I’m Not in it to Become a Developer

There’s a misconception floating around that a writer going to a development bootcamp will inevitably want to gain the title of “Software Engineer”. That is not the case with me. Recently, I was speaking with someone who told me (like many others have) that I would make more money as an engineer. All I had to do was keep learning and practicing. In this, I had to question whether they think that writing is beneath development. Or whether development is more worthwhile of a pursuit than writing.

Here’s the thing. I have always wanted to be a writer – even before I knew I wanted to be one. Language fascinates me and I think about it every single day – letters, symbols, sayings, miscommunications, non-verbal movements. I vividly remember writing songs in both French and English alone in my room when I was 8 years old. When I was 10, I kept a detailed botanical journal. Fast-forward to 16, I started skipping school and going to the public library. There, I checked out bulky volumes of all of the Classical authors I could get my hands on, especially female authors. I read every Jane Austen novel, even the one she half-finished, Sanditon. The Bronte sisters, Don Quixote, H.G. Wells, anything that strangers online told me was a Classic.

As soon as I could leave my house at 18, I enrolled myself in community college with the help of a government loan, a grant, and a scholarship. I spent my community college years buying and selling books online to make ends meet (along with working 2-3 jobs at a time). I took classes in linguistics, literature, anthropology, art, and studied four hours a day. Then I transferred to a four-year university, where I changed my major from Anthropology to English.

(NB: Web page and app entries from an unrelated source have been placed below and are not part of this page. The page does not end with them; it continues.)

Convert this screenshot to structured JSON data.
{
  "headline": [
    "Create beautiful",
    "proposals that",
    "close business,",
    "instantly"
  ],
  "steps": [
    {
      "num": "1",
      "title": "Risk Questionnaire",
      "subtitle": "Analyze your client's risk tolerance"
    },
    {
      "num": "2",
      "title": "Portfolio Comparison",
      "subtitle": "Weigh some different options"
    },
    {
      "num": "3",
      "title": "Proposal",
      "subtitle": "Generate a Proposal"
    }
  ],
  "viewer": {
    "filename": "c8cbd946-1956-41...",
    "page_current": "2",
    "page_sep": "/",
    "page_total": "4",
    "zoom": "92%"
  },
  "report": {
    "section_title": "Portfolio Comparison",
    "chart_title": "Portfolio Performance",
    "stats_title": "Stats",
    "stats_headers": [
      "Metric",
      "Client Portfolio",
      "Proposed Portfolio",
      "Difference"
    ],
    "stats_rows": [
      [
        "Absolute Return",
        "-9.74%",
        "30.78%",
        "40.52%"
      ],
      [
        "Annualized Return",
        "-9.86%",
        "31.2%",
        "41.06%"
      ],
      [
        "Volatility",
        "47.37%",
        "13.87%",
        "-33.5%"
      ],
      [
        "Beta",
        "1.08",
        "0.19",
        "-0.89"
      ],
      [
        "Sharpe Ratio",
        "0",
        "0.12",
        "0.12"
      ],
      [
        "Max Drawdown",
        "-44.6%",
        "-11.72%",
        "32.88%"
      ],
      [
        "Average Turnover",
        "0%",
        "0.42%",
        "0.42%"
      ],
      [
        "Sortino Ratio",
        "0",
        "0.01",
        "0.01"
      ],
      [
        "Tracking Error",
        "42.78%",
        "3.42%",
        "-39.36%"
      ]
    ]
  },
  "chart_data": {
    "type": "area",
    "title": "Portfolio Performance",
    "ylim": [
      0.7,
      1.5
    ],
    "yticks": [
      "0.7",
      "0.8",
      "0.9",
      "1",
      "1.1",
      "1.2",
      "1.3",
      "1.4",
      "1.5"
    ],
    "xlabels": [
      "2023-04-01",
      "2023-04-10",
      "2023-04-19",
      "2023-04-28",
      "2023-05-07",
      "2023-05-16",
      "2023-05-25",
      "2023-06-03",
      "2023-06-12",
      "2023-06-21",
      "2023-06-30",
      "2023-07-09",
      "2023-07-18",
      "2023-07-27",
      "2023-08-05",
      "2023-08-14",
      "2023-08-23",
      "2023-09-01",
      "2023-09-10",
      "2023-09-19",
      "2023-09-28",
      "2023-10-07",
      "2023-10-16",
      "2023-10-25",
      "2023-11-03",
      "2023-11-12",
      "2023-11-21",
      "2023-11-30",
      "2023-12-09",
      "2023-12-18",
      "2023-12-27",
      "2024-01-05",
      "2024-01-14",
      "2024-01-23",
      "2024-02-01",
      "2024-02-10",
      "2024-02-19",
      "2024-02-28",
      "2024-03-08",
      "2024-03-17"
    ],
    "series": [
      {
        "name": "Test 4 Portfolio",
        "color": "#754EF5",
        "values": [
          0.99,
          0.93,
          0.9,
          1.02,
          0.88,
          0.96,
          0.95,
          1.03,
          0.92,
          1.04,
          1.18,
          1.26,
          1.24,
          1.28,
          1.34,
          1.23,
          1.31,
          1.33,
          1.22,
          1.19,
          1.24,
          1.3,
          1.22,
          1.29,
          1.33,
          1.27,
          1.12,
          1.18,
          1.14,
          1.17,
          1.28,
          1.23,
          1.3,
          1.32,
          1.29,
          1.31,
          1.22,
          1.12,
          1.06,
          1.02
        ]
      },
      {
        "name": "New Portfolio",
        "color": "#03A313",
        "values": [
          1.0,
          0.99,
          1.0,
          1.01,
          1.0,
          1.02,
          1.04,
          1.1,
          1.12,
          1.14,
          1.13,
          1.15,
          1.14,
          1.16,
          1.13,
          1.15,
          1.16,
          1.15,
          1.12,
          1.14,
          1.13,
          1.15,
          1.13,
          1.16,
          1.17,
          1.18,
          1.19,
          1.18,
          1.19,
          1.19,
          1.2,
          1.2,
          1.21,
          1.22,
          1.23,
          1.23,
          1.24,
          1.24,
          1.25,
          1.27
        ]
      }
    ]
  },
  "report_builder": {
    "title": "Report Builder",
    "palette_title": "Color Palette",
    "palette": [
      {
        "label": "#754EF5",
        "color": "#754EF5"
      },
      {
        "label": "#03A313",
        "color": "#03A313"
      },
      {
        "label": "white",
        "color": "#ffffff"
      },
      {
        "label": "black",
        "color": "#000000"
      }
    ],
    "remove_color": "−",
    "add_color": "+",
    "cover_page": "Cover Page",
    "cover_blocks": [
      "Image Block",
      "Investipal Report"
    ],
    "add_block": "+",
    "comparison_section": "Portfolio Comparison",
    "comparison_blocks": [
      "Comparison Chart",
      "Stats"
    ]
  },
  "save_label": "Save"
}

During this time, I became very interested in Victorian Era literature and even wrote a thesis on mental illness in the Victorian Era. I also studied philosophy¬† and came to love Foucault, especially his works on mental illness and the prison system. When I got out of college,¬† I wrote two books and they’re safely hidden from the world on my Google Drive.

Contrary to what people may think, writing is much more than just getting words out onto a page. I mean, it is just getting words on a page, but it requires an absolutely enveloping amount of self-discipline, love of language, and yearning to articulate. There is no end goal for a writer. I am not seeking to get out of writing. It is what I do and it is what I’ve always wanted to do. And I’m so thankful that I can do it as a job. It helps me refine my skills and learn more of my craft daily. My career as a writer means that I can never avoid what I know I will always come back to – writing, communicating, telling stories, helping people understand concepts better, connecting.

And here’s something else – the people who tell me I could make more money as a developer don’t know the work I put in to this day to hone my skills and to be a writer. I read books on writing. I write in a journal. I periodically do courses of The Artist’s Way. I work on my self-discipline (running is a great way to do this). It’s my way of life. It wouldn’t matter if I could double my salary as a developer. I don’t write because it’s lucrative (but it definitely can be). I write because it’s how I untangle my brain, how I sit in the calm with myself, how I record and find myself walking through life.

I’m not in it to become a developer. I’m in it to develop as a writer.